A company which expressed interest in carrying out a controversial gas extraction technique in Fife has confirmed it is still interested in the area.
Cluff Natural Resources (CNR) has been granted a license to carry out underground coal gasification (UCG) at Largo Bay.
UCG involves drilling into the coal seams beneath the sea, piping oxygen into the seam and extracting the resulting gas which is then piped ashore.
In December, chief executive of the company Algy Cluff and CNR consultant Keith Leighfield – a former chief surveyor for British Coal – attended a public meeting in Methil to discuss the controversial process with a large crowd of interested locals.
At the time, the pair explained that CNR was still in the process of carrying out feasibility studies in each of the areas it has been granted licenses, which also include the Firth of Forth at Kincardine, two areas in England and one in Wales.

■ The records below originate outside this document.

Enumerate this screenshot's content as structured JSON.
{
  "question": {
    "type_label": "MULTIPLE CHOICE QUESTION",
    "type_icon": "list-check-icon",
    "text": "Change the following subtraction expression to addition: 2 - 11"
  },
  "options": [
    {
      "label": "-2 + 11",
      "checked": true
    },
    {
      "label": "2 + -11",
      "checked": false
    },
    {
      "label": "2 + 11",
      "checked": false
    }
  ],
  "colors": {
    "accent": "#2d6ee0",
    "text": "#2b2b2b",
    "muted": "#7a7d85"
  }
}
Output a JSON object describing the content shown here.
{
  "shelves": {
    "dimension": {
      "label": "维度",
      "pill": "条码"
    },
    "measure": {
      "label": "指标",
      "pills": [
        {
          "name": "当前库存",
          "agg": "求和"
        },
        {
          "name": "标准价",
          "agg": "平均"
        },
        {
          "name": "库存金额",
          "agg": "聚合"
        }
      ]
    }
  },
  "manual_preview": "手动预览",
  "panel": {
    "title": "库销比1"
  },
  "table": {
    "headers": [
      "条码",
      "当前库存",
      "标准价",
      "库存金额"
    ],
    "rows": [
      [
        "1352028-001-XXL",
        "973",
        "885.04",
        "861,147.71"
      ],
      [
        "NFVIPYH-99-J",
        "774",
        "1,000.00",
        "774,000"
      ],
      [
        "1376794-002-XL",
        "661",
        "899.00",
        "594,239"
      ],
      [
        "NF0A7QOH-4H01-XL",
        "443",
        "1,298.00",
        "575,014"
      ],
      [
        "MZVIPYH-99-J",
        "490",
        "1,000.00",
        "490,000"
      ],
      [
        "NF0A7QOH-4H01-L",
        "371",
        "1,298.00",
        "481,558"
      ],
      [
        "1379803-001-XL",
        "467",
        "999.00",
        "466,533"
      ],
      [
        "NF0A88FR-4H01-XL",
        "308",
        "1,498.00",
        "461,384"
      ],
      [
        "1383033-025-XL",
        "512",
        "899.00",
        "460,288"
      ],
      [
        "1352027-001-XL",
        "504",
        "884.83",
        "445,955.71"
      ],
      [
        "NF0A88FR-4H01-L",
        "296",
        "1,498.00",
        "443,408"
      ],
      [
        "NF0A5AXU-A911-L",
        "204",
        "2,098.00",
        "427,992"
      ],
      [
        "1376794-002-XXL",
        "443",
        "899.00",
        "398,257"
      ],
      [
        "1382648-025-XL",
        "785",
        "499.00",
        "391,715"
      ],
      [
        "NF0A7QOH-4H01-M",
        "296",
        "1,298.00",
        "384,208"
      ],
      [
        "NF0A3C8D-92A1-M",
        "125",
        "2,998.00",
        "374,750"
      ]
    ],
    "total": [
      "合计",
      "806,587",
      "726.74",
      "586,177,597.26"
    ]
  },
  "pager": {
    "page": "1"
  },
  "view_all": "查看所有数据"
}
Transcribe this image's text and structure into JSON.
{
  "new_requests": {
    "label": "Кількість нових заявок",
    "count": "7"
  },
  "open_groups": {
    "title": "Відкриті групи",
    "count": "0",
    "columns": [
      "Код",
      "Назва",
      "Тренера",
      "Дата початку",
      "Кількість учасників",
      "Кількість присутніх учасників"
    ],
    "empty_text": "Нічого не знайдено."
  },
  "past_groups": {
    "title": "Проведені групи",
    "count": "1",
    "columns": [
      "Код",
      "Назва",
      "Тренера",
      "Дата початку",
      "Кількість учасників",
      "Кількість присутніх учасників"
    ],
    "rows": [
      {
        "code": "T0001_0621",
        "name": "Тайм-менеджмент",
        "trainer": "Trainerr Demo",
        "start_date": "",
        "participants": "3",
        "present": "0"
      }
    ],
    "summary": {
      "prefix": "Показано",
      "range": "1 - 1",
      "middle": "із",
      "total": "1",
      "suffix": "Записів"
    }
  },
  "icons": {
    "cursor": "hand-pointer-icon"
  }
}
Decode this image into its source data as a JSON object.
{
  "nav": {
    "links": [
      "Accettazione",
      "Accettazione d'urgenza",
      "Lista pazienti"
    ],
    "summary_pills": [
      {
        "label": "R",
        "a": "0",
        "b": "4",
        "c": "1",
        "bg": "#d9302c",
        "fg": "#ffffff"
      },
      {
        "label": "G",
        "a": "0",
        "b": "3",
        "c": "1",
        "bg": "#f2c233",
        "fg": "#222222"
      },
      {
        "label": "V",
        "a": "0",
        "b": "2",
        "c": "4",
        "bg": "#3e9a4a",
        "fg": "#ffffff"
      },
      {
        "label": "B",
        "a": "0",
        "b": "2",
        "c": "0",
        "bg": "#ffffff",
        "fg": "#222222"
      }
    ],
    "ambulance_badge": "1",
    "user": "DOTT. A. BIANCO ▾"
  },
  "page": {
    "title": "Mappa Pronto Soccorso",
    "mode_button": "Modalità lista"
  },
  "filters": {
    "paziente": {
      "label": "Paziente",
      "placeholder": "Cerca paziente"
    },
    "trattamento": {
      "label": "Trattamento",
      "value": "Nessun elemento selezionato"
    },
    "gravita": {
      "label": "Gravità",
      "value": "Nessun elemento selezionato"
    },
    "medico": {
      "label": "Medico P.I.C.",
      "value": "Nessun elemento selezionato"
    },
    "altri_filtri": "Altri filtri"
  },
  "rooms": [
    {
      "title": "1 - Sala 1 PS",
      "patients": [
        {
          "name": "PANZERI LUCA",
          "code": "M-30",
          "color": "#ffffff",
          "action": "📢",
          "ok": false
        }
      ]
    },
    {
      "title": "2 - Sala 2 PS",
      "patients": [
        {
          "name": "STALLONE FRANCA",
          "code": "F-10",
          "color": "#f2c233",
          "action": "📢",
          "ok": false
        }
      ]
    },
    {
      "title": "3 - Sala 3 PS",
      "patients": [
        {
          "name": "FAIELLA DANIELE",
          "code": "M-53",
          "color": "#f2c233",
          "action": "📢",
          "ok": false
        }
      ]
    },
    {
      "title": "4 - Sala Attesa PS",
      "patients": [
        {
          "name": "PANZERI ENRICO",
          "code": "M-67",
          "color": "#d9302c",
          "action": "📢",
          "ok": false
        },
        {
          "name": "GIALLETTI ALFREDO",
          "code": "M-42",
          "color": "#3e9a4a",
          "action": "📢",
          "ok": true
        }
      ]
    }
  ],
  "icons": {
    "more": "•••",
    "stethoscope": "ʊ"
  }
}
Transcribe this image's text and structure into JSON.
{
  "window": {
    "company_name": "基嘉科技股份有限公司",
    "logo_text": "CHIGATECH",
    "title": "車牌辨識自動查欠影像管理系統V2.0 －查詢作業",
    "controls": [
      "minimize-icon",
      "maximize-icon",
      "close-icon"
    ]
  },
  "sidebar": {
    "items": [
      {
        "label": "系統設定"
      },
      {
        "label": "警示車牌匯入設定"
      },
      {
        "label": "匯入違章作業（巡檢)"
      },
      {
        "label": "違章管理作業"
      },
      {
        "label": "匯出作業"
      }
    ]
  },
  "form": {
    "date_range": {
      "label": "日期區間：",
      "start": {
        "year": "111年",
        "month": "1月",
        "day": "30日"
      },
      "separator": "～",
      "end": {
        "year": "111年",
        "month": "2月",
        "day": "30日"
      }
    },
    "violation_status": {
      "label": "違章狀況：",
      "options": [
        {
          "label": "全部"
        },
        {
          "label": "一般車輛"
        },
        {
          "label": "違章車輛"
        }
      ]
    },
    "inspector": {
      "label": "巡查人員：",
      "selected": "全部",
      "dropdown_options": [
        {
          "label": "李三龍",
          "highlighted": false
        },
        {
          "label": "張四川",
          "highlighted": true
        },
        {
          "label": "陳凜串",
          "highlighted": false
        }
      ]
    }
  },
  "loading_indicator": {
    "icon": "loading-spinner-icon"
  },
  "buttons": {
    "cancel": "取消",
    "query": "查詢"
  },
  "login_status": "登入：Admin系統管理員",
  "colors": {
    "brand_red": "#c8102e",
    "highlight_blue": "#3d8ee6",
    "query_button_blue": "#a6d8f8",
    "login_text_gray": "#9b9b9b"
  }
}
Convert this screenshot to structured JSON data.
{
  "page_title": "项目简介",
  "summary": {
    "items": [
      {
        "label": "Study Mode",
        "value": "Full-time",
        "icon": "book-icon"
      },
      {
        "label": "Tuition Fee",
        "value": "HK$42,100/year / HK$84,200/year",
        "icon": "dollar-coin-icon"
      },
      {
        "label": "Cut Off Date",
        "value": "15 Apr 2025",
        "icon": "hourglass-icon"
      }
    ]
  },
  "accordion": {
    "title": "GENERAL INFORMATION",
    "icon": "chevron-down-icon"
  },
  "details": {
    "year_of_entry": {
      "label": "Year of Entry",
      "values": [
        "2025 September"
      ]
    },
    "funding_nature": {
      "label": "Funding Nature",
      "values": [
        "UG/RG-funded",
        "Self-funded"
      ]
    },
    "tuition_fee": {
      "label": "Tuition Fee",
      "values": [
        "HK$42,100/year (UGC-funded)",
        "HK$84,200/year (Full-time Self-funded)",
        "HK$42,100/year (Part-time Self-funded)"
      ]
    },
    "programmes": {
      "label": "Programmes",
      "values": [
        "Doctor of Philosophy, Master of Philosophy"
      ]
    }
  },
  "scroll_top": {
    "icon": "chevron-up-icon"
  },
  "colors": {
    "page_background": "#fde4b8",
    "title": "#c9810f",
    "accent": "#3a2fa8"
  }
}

So far, deep underground UCG has never been tested off-shore.
Earlier this week, a spokesman from CNR confirmed to the Mail that these studies were still being carried out, and would most likely carry on into next year.
The spokesman said: “Largo Bay is one of five licence areas granted to Cluff Natural Resources in 2013.
“All are under active consideration as potential sites for a UCG development, but no decisions have been made yet.
“Our plan is to identify a number of locations for a UCG project within the portfolio and select one or two sites for further development.
“The geological process is quite involved, Largo Bay is one of the largest and we do not expect to complete it before the end of the year.”
The spokesman also noted that although no further meetings are planned for the near future “we will be keeping the press and local community informed of progress”.
Councillor Tom Adams, chairman of the Levenmouth area committee, helped to organise the public meeting held in December.
He confirmed to the Mail that he had had no contact with CNR or Mr Cluff since then.